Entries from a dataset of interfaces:
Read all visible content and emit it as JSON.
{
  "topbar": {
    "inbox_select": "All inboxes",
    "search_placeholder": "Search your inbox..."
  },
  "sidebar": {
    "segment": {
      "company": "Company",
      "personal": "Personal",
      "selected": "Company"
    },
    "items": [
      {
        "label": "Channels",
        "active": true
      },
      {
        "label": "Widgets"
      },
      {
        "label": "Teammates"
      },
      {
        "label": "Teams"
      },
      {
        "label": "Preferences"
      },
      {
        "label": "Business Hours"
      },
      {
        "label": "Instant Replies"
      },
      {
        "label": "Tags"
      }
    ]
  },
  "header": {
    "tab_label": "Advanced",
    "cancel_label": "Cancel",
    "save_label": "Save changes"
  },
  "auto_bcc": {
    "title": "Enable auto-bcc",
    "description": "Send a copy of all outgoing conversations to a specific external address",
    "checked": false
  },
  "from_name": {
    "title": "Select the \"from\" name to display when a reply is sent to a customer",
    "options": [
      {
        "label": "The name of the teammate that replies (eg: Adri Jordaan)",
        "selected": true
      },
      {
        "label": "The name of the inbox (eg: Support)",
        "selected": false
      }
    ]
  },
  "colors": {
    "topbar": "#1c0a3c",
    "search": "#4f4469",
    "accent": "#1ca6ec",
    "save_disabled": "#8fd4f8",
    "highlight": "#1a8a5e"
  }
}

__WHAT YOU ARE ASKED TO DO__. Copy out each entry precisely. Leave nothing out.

__EXERCISE OUTPUT__.
Read all visible content and emit it as JSON.
{
  "topbar": {
    "inbox_select": "All inboxes",
    "search_placeholder": "Search your inbox..."
  },
  "sidebar": {
    "segment": {
      "company": "Company",
      "personal": "Personal",
      "selected": "Company"
    },
    "items": [
      {
        "label": "Channels",
        "active": true
      },
      {
        "label": "Widgets"
      },
      {
        "label": "Teammates"
      },
      {
        "label": "Teams"
      },
      {
        "label": "Preferences"
      },
      {
        "label": "Business Hours"
      },
      {
        "label": "Instant Replies"
      },
      {
        "label": "Tags"
      }
    ]
  },
  "header": {
    "tab_label": "Advanced",
    "cancel_label": "Cancel",
    "save_label": "Save changes"
  },
  "auto_bcc": {
    "title": "Enable auto-bcc",
    "description": "Send a copy of all outgoing conversations to a specific external address",
    "checked": false
  },
  "from_name": {
    "title": "Select the \"from\" name to display when a reply is sent to a customer",
    "options": [
      {
        "label": "The name of the teammate that replies (eg: Adri Jordaan)",
        "selected": true
      },
      {
        "label": "The name of the inbox (eg: Support)",
        "selected": false
      }
    ]
  },
  "colors": {
    "topbar": "#1c0a3c",
    "search": "#4f4469",
    "accent": "#1ca6ec",
    "save_disabled": "#8fd4f8",
    "highlight": "#1a8a5e"
  }
}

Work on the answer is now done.